Deadpool 2 is a superhero film following the adventures of The Merc with a Mouth, Wade Wilson, (Ryan Reynolds). The plot focuses on Wade as he tries to stop the time-travelling mutant Cable, (Josh Brolin) from murdering a young boy; who would later grow up to be a ruthless killer. Brolin is superb as Cable, being the overly serious intense presence, everyone knows from the X-men comics, whilst also having a gleam of roguish charm. The interplay between him, Wade and later Zazie Beetz’s Domino is sublime throughout, with Brolin’s no-nonsense Cable working well against Wade’s running mouth. Moreover, and I’m just throwing in this for the X-men faithful, the reveal of Cables daughter being Hope Summers is inspired: because not only does it expand the X-Men universe but, it also works as great abject symbolism.
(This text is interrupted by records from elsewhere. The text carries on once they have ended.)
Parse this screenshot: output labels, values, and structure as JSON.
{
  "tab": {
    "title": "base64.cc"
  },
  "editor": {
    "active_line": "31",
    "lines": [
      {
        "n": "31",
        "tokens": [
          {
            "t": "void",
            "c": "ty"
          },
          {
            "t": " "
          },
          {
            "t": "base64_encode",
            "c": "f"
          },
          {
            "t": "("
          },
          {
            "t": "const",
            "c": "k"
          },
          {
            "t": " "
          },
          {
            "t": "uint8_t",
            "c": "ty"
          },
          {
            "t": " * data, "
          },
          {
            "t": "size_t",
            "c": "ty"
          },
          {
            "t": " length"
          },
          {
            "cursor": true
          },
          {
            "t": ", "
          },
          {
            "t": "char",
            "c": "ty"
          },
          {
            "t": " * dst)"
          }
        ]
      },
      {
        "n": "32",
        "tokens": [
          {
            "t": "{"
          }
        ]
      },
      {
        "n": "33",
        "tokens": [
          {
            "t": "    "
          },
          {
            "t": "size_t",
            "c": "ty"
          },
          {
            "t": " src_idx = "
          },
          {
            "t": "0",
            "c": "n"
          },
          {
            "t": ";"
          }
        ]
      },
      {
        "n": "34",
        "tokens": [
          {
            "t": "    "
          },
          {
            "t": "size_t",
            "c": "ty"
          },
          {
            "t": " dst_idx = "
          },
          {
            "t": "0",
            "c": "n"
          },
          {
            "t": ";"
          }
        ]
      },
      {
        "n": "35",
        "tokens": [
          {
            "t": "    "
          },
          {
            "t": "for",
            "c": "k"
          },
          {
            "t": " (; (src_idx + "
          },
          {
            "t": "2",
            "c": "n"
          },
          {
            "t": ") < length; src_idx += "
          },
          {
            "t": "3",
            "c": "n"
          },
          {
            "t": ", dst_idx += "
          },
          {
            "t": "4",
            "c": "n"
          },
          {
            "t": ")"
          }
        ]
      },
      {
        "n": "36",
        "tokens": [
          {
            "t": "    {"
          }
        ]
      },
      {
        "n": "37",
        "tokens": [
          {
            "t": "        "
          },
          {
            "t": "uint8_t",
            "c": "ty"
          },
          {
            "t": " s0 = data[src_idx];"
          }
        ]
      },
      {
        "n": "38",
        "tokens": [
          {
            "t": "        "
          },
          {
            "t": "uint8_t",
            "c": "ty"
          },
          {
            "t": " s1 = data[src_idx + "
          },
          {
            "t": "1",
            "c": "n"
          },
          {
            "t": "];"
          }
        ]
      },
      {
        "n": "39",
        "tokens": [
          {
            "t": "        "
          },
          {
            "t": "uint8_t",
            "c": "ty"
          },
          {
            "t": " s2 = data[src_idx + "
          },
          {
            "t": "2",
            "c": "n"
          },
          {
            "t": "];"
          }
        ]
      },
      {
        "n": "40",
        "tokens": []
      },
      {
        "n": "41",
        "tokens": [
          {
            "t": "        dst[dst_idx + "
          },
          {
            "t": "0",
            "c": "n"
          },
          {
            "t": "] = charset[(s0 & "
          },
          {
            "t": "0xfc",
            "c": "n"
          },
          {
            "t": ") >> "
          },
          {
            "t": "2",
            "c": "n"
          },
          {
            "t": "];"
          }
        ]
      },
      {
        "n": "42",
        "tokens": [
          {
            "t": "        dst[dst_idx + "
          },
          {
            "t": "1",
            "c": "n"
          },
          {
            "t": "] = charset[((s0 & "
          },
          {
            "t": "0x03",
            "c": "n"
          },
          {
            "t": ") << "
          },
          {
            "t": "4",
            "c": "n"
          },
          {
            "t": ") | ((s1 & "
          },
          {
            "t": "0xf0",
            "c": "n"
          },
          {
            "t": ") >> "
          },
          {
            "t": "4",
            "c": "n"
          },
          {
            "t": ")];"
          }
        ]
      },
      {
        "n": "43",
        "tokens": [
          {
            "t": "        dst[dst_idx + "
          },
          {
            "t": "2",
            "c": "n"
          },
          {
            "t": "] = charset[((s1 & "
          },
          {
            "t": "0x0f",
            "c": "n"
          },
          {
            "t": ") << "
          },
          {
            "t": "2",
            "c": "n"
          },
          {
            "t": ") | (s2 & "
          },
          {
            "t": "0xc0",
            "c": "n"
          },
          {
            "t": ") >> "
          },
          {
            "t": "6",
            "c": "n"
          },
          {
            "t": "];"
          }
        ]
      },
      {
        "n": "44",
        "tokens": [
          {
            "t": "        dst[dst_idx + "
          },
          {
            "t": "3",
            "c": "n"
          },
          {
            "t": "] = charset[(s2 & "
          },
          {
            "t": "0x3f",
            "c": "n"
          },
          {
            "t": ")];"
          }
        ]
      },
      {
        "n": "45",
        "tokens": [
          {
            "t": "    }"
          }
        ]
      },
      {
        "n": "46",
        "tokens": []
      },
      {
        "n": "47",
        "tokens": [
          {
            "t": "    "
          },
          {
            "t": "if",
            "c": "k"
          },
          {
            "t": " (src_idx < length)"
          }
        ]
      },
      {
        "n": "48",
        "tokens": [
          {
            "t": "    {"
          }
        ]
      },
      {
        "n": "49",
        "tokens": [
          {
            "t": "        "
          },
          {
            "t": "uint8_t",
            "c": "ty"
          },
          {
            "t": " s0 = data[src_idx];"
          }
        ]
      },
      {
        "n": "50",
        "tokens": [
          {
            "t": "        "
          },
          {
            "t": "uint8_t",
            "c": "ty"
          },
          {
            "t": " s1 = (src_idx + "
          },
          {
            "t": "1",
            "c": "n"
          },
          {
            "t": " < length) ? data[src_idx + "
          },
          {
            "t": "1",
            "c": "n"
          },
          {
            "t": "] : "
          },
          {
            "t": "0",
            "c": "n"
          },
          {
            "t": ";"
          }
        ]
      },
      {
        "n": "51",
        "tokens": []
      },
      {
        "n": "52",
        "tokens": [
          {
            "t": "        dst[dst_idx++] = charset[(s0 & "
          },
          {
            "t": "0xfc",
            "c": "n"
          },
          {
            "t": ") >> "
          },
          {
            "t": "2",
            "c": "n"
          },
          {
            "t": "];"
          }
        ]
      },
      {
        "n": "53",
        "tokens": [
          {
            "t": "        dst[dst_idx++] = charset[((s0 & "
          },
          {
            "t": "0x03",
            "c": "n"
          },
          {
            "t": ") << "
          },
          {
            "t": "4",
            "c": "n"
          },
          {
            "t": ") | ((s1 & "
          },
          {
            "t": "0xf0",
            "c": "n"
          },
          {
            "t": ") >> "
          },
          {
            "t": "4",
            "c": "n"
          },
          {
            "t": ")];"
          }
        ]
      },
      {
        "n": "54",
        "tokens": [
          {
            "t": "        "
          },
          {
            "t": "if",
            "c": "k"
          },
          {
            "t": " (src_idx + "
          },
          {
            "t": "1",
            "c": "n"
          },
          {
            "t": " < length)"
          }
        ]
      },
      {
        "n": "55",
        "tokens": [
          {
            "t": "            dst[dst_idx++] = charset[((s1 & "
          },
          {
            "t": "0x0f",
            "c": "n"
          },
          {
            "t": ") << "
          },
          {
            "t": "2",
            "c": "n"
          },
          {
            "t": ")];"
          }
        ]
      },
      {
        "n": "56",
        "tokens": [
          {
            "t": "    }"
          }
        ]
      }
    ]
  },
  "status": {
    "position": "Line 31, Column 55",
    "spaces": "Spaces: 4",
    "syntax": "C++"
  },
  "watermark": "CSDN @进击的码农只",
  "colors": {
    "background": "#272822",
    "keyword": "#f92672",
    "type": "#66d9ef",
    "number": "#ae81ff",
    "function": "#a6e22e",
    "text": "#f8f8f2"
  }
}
Deadpool 2 is of course incredibly funny throughout, with plenty of smiles and outright laughs to be had. While most of the jokes are crude, there are also some that make you think and tug at your emotions. To carry on from that, the overall tone of this film is darker than the first film, with the themes of child abuse and sacrifice being prevalent. However, this darker tone is not a bad thing, in fact, it helps to give the film stronger emotional stakes, making for many poignant moments. An example of this is the death of Vanessa, (Morena Baccarin) and the impact that has on Wade. That coupled with the bond Wade forms with new mutant Russell Collins, (Julian Dennison) help to give the film an air of maturity; which sets it apart from its predecessor. The relationship between Wade and Russell is positioned as father and son and, from a narrative standpoint, this works incredibly well, with both characters growing from the other. Best of all the new character is Domino, who is instantly likeable and hilarious, as well as having some slick sequences. From a narrative perspective tying her backstory into the same place that Russell was being tortured, is a masterstroke in character development and motivations; adding a true sense of vulnerability to her. I did have one issue with the film, this being that X Force, Bedlam, Shatter star etc, are barely featured. Yes, the deaths do serve quite a funny sequence, but it still feels like a missed opportunity. On the whole Deadpool 2 greatly expands upon the first film, and setups a lot of interesting ideas for the X-Men universe, with it having one of the best post-credits scenes ever, so stick around for that.
Reviewed by Luke.